>>>>>

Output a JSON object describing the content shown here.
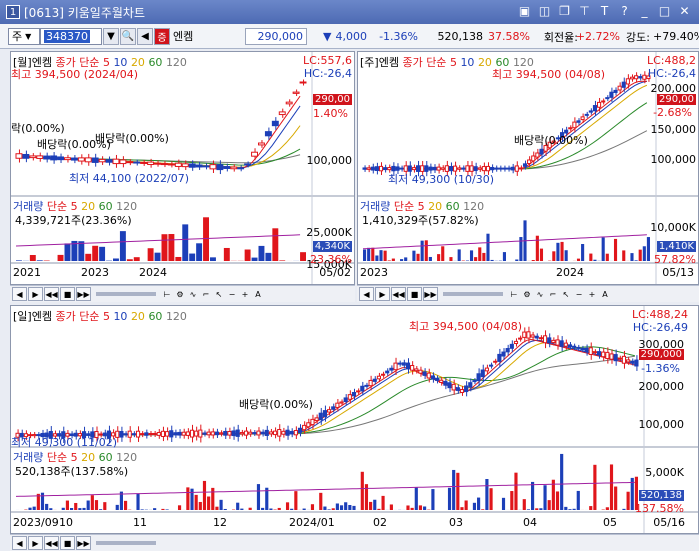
{
  "window": {
    "num": "1",
    "title": "[0613] 키움일주월차트"
  },
  "titlebar_icons": [
    "window-icon",
    "tile-icon",
    "pin-icon",
    "help-t-icon",
    "question-icon",
    "minimize-icon",
    "maximize-icon",
    "close-icon"
  ],
  "toolbar": {
    "market": "주",
    "code": "348370",
    "stock_name": "엔켐",
    "price": "290,000",
    "change": "4,000",
    "change_pct": "-1.36%",
    "volume": "520,138",
    "vol_ratio": "37.58%",
    "turnover_label": "회전율:",
    "turnover": "+2.72%",
    "strength_label": "강도:",
    "strength": "+79.40%"
  },
  "monthly": {
    "header": "[월]엔켐",
    "ma_label": "종가 단순",
    "ma": [
      "5",
      "10",
      "20",
      "60",
      "120"
    ],
    "lc": "LC:557,6",
    "hc": "HC:-26,4",
    "high": "최고 394,500 (2024/04)",
    "low": "최저 44,100 (2022/07)",
    "div1": "배당락(0.00%)",
    "div2": "배당락(0.00%)",
    "div3": "락(0.00%)",
    "price_tag": "290,00",
    "pct": "1.40%",
    "grid": [
      "100,000"
    ],
    "vol_header": "거래량",
    "vol_ma_label": "단순",
    "vol_ma": [
      "5",
      "20",
      "60",
      "120"
    ],
    "vol_value": "4,339,721주(23.36%)",
    "vol_grid": [
      "25,000K",
      "15,000K"
    ],
    "vol_tag": "4,340K",
    "vol_pct": "23.36%",
    "xlabels": [
      "2021",
      "2023",
      "2024",
      "05/02"
    ]
  },
  "weekly": {
    "header": "[주]엔켐",
    "ma_label": "종가 단순",
    "ma": [
      "5",
      "10",
      "20",
      "60",
      "120"
    ],
    "lc": "LC:488,2",
    "hc": "HC:-26,4",
    "high": "최고 394,500 (04/08)",
    "low": "최저 49,300 (10/30)",
    "div": "배당락(0.00%)",
    "price_tag": "290,00",
    "pct": "-2.68%",
    "grid": [
      "200,000",
      "150,000",
      "100,000"
    ],
    "vol_header": "거래량",
    "vol_ma_label": "단순",
    "vol_ma": [
      "5",
      "20",
      "60",
      "120"
    ],
    "vol_value": "1,410,329주(57.82%)",
    "vol_grid": [
      "10,000K",
      "5,000K"
    ],
    "vol_tag": "1,410K",
    "vol_pct": "57.82%",
    "xlabels": [
      "2023",
      "2024",
      "05/13"
    ]
  },
  "daily": {
    "header": "[일]엔켐",
    "ma_label": "종가 단순",
    "ma": [
      "5",
      "10",
      "20",
      "60",
      "120"
    ],
    "lc": "LC:488,24",
    "hc": "HC:-26,49",
    "high": "최고 394,500 (04/08)",
    "low": "최저 49,300 (11/02)",
    "div": "배당락(0.00%)",
    "price_tag": "290,000",
    "pct": "-1.36%",
    "grid": [
      "300,000",
      "200,000",
      "100,000"
    ],
    "vol_header": "거래량",
    "vol_ma_label": "단순",
    "vol_ma": [
      "5",
      "20",
      "60",
      "120"
    ],
    "vol_value": "520,138주(137.58%)",
    "vol_grid": [
      "5,000K"
    ],
    "vol_tag": "520,138",
    "vol_pct": "137.58%",
    "xlabels": [
      "2023/09",
      "10",
      "11",
      "12",
      "2024/01",
      "02",
      "03",
      "04",
      "05",
      "05/16"
    ]
  },
  "colors": {
    "up": "#e0161b",
    "down": "#1c3fb8",
    "ma5": "#e0161b",
    "ma10": "#1c3fb8",
    "ma20": "#d8a900",
    "ma60": "#2a8a2a",
    "ma120": "#777777"
  }
}
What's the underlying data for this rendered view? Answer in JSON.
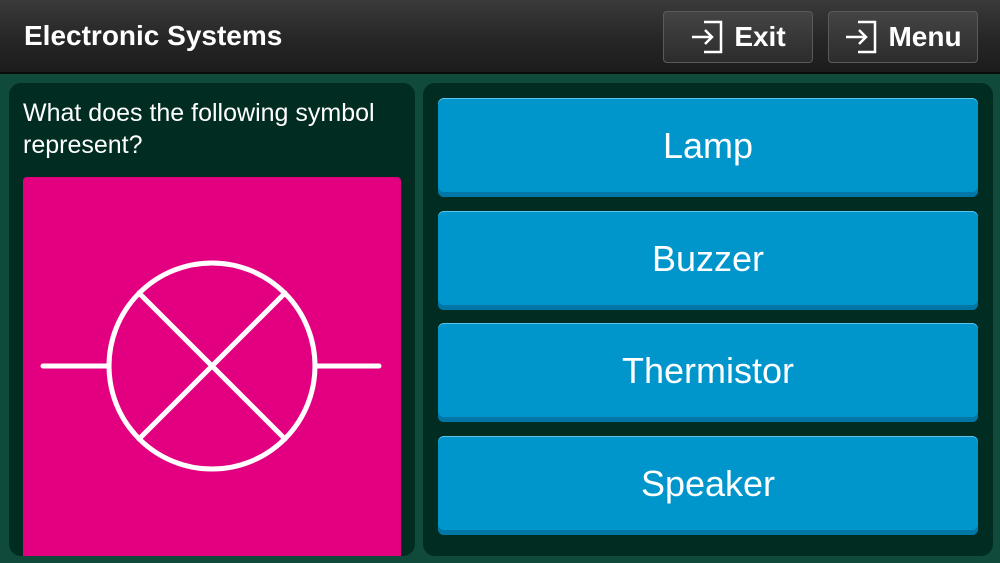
{
  "header": {
    "title": "Electronic Systems",
    "exit_label": "Exit",
    "menu_label": "Menu"
  },
  "question": {
    "text": "What does the following symbol represent?",
    "symbol_icon": "lamp-symbol-icon",
    "symbol_background": "#e20080"
  },
  "answers": [
    {
      "label": "Lamp"
    },
    {
      "label": "Buzzer"
    },
    {
      "label": "Thermistor"
    },
    {
      "label": "Speaker"
    }
  ],
  "colors": {
    "background": "#0f4a3a",
    "panel": "#012c22",
    "answer_button": "#0096cc",
    "header": "#2b2b2b"
  }
}
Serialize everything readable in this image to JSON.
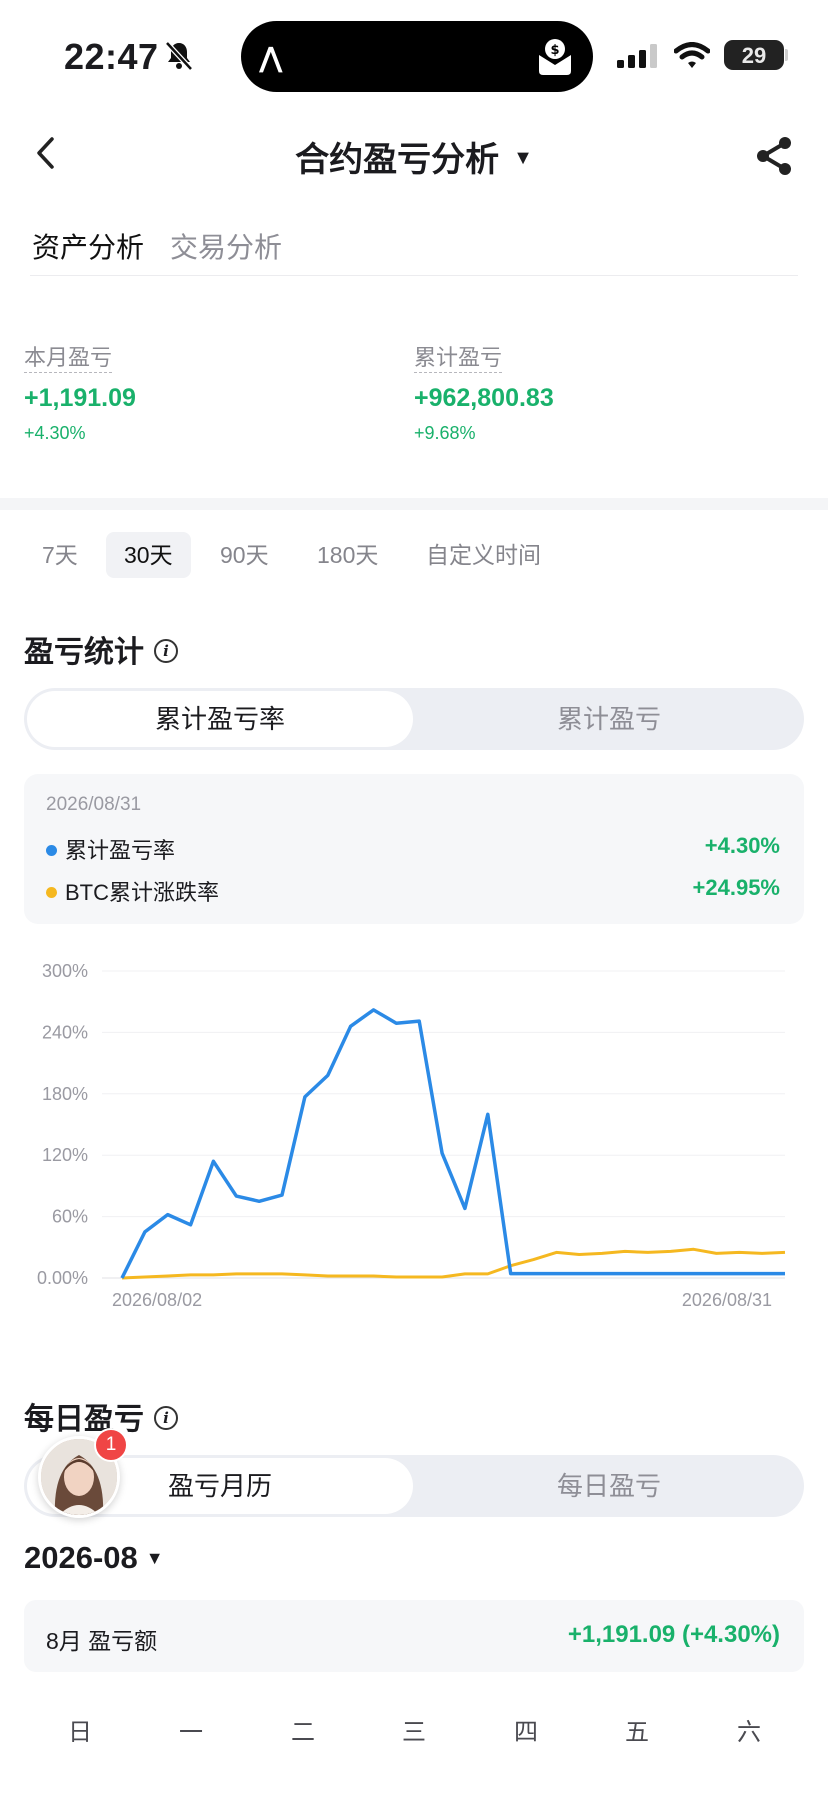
{
  "status_bar": {
    "time": "22:47",
    "battery": "29"
  },
  "header": {
    "title": "合约盈亏分析"
  },
  "top_tabs": [
    {
      "label": "资产分析"
    },
    {
      "label": "交易分析"
    }
  ],
  "stats": {
    "month": {
      "label": "本月盈亏",
      "value": "+1,191.09",
      "pct": "+4.30%"
    },
    "total": {
      "label": "累计盈亏",
      "value": "+962,800.83",
      "pct": "+9.68%"
    }
  },
  "periods": [
    {
      "label": "7天"
    },
    {
      "label": "30天"
    },
    {
      "label": "90天"
    },
    {
      "label": "180天"
    },
    {
      "label": "自定义时间"
    }
  ],
  "pnl_stats": {
    "title": "盈亏统计",
    "segments": [
      {
        "label": "累计盈亏率"
      },
      {
        "label": "累计盈亏"
      }
    ],
    "tooltip": {
      "date": "2026/08/31",
      "rows": [
        {
          "label": "累计盈亏率",
          "value": "+4.30%",
          "color": "#2b8ae6"
        },
        {
          "label": "BTC累计涨跌率",
          "value": "+24.95%",
          "color": "#f5b820"
        }
      ]
    }
  },
  "chart_data": {
    "type": "line",
    "x_start_label": "2026/08/02",
    "x_end_label": "2026/08/31",
    "y_ticks": [
      "300%",
      "240%",
      "180%",
      "120%",
      "60%",
      "0.00%"
    ],
    "ylim": [
      0,
      300
    ],
    "series": [
      {
        "name": "累计盈亏率",
        "color": "#2b8ae6",
        "values": [
          0,
          45,
          62,
          52,
          114,
          80,
          75,
          81,
          177,
          198,
          246,
          262,
          249,
          251,
          122,
          68,
          160,
          4.3,
          4.3,
          4.3,
          4.3,
          4.3,
          4.3,
          4.3,
          4.3,
          4.3,
          4.3,
          4.3,
          4.3,
          4.3
        ]
      },
      {
        "name": "BTC累计涨跌率",
        "color": "#f5b820",
        "values": [
          0,
          1,
          2,
          3,
          3,
          4,
          4,
          4,
          3,
          2,
          2,
          2,
          1,
          1,
          1,
          4,
          4,
          12,
          18,
          25,
          23,
          24,
          26,
          25,
          26,
          28,
          24,
          25,
          24,
          25
        ]
      }
    ]
  },
  "daily": {
    "title": "每日盈亏",
    "segments": [
      {
        "label": "盈亏月历"
      },
      {
        "label": "每日盈亏"
      }
    ],
    "badge_count": "1",
    "month": "2026-08",
    "summary_label": "8月 盈亏额",
    "summary_value": "+1,191.09 (+4.30%)",
    "weekdays": [
      "日",
      "一",
      "二",
      "三",
      "四",
      "五",
      "六"
    ]
  }
}
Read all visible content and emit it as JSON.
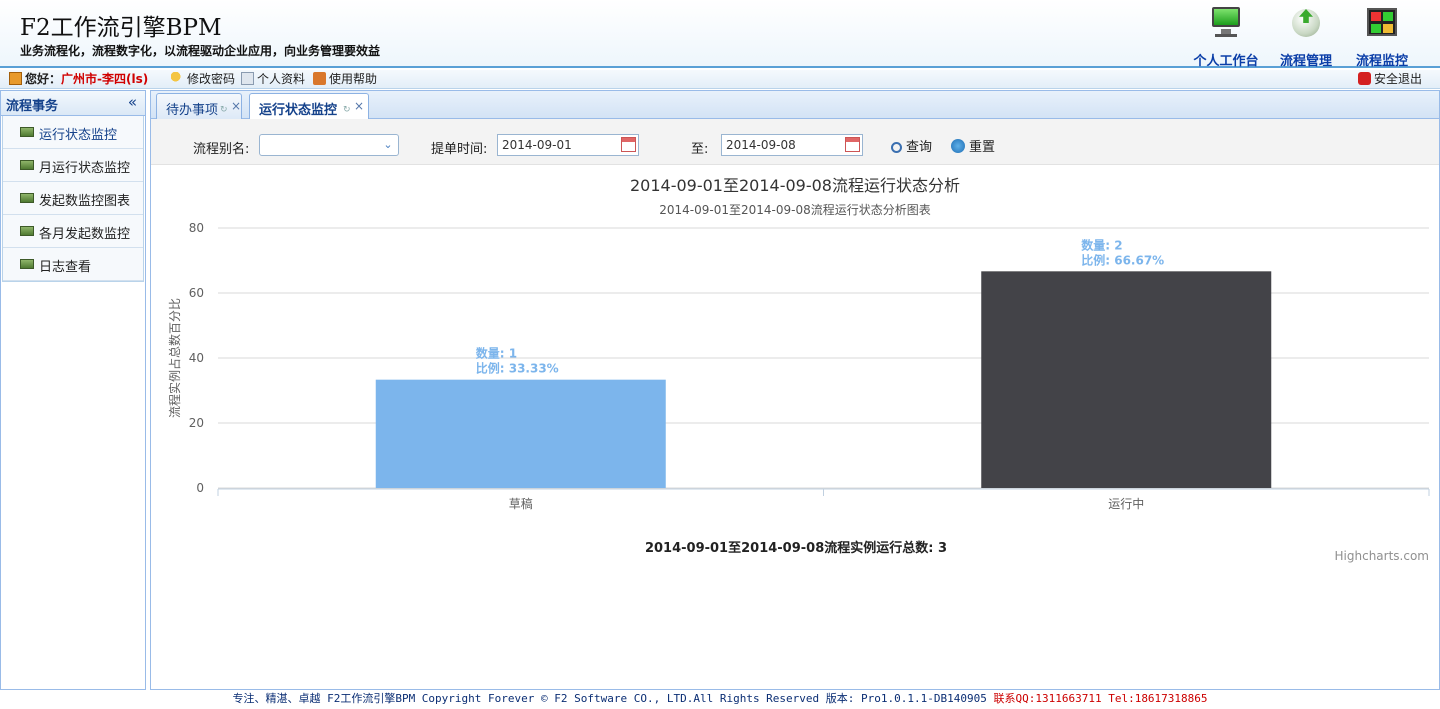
{
  "header": {
    "title": "F2工作流引擎BPM",
    "slogan": "业务流程化，流程数字化，以流程驱动企业应用，向业务管理要效益",
    "nav": {
      "workbench": "个人工作台",
      "flow_management": "流程管理",
      "flow_monitor": "流程监控"
    }
  },
  "userbar": {
    "greeting": "您好：",
    "user": "广州市-李四(ls)",
    "change_password": "修改密码",
    "profile": "个人资料",
    "help": "使用帮助",
    "logout": "安全退出"
  },
  "sidebar": {
    "title": "流程事务",
    "items": [
      {
        "label": "运行状态监控"
      },
      {
        "label": "月运行状态监控"
      },
      {
        "label": "发起数监控图表"
      },
      {
        "label": "各月发起数监控"
      },
      {
        "label": "日志查看"
      }
    ]
  },
  "tabs": [
    {
      "label": "待办事项"
    },
    {
      "label": "运行状态监控"
    }
  ],
  "filter": {
    "flow_alias_label": "流程别名:",
    "flow_alias_value": "",
    "submit_time_label": "提单时间:",
    "date_from": "2014-09-01",
    "to_label": "至:",
    "date_to": "2014-09-08",
    "query_button": "查询",
    "reset_button": "重置"
  },
  "chart_data": {
    "type": "bar",
    "title": "2014-09-01至2014-09-08流程运行状态分析",
    "subtitle": "2014-09-01至2014-09-08流程运行状态分析图表",
    "ylabel": "流程实例占总数百分比",
    "xlabel": "",
    "categories": [
      "草稿",
      "运行中"
    ],
    "values": [
      33.33,
      66.67
    ],
    "data_labels": [
      {
        "count": "数量: 1",
        "ratio": "比例: 33.33%"
      },
      {
        "count": "数量: 2",
        "ratio": "比例: 66.67%"
      }
    ],
    "colors": [
      "#7cb5ec",
      "#434348"
    ],
    "ylim": [
      0,
      80
    ],
    "yticks": [
      0,
      20,
      40,
      60,
      80
    ],
    "grid": true,
    "legend": "none"
  },
  "total_line": "2014-09-01至2014-09-08流程实例运行总数: 3",
  "credits": "Highcharts.com",
  "footer": {
    "text": "专注、精湛、卓越 F2工作流引擎BPM Copyright Forever © F2 Software CO., LTD.All Rights Reserved 版本: Pro1.0.1.1-DB140905 ",
    "contact": "联系QQ:1311663711 Tel:18617318865"
  }
}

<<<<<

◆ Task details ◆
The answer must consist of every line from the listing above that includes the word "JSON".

◆ Response box ◆
Output a JSON object describing the content shown here.
What's the underlying data for this rendered view? Answer in JSON.
Serialize everything readable in this image to JSON.
Read all visible content and emit it as JSON.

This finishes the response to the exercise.